(Task)
Copy out every record exactly.
<<<<
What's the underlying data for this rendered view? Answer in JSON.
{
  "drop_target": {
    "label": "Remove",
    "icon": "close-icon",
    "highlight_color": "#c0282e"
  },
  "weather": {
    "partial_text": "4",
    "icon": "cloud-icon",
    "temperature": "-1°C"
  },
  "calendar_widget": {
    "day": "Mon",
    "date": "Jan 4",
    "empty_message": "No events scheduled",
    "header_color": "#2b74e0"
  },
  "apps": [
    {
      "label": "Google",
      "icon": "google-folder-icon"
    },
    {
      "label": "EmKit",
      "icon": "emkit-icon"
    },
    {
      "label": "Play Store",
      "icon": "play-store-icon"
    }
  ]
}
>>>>
(Solution to this problem)
What's the underlying data for this rendered view? Answer in JSON.
{
  "drop_target": {
    "label": "Remove",
    "icon": "close-icon",
    "highlight_color": "#c0282e"
  },
  "weather": {
    "partial_text": "4",
    "icon": "cloud-icon",
    "temperature": "-1°C"
  },
  "calendar_widget": {
    "day": "Mon",
    "date": "Jan 4",
    "empty_message": "No events scheduled",
    "header_color": "#2b74e0"
  },
  "apps": [
    {
      "label": "Google",
      "icon": "google-folder-icon"
    },
    {
      "label": "EmKit",
      "icon": "emkit-icon"
    },
    {
      "label": "Play Store",
      "icon": "play-store-icon"
    }
  ]
}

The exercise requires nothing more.